I think your referring to a rimless tire in which case I agree, if you leave the rim on then depending on the way you cut the tire you can add the depth of the rim as well (6-8in)in most cases. I never thought about using it as a pond but when filled with soil and plants they are VERY heavy. Full size car tires (15in) are easier to turn inside/out than compact car tires. Radial tires you'll need a metal cutting blade in your saw. I think Im going to have to see what I have available and do a pond version... Im SURE my neighbors will be thrilled ... . . .... .. .
finton (author)  l8nite3 years ago
Hmmm, good point about the extra height gained from the sidewalls; maybe I'll have another go if I can find an easy way to do it (is there an Instructable? Should we invent a tyre-turner and post an article?) - would save the problem of getting rid of cut-off sidewalls. Mind you, tyres aren't scarce, so the extra height can be recovered by just using more tyres! I don't know about other countries, by NZ radial car tyres only have steel in the tread and beading, not the sidewall; the only tyre I've needed a metal-cutting blade for was the one truck tyre (left foreground in Step 4). Tractor tyres are so low-pressure that they also don't need steel sidewalls. I'd love to see pics of your pond and process when it's done! I'm going to try 9w2xyx's pallet wood barrel idea...
finton (author)  finton3 years ago
"but" NZ radial car tyres
finton (author)  finton3 years ago
Better still, look at the banana tyres in the first photo of step 6 for the inside-out tyre. This was easy to twist because I'd cut both sidewalls off. I'd tried the twisty thing with a normal tyre and decided I really couldn't be bothered: not to mention the reasons above.
chamunks3 years ago
Wow now I know what to suggest to my mom to do with all of her extra tires kicking around in her garage.
Pro

Get More Out of Instructables

Already have an Account?

close

PDF Downloads
As a Pro member, you will gain access to download any Instructable in the PDF format.
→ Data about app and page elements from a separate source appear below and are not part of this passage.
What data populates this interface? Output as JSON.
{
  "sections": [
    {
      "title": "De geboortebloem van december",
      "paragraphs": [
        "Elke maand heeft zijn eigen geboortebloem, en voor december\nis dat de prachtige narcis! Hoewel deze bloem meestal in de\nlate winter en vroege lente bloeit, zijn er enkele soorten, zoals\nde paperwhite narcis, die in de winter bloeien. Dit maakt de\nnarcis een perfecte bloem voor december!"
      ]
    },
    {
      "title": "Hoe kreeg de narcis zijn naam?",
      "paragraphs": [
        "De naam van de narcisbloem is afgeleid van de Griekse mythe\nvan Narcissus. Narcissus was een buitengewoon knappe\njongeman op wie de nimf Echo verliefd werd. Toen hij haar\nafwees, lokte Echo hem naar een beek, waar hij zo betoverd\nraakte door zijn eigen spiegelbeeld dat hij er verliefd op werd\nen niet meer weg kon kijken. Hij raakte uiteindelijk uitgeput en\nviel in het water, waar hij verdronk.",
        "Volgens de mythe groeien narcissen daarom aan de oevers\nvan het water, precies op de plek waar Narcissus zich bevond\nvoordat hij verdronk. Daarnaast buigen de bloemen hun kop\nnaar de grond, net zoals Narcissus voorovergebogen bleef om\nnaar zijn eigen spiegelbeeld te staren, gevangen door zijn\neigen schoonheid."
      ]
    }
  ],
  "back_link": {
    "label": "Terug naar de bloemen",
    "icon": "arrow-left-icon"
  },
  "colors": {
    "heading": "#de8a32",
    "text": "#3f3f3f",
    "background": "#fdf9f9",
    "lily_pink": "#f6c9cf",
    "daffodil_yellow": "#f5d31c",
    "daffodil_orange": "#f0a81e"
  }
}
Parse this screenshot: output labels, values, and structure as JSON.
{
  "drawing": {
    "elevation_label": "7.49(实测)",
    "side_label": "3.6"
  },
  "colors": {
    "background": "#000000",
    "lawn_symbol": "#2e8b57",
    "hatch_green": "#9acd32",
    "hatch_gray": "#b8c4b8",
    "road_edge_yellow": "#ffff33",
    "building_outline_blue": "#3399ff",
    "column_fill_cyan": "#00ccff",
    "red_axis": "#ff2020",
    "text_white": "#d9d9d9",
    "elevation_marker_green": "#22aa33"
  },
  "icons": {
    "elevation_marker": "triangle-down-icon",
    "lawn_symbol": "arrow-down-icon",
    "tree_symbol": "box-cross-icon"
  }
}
You also have the ability to customize your PDF download.

Upgrade to Pro today!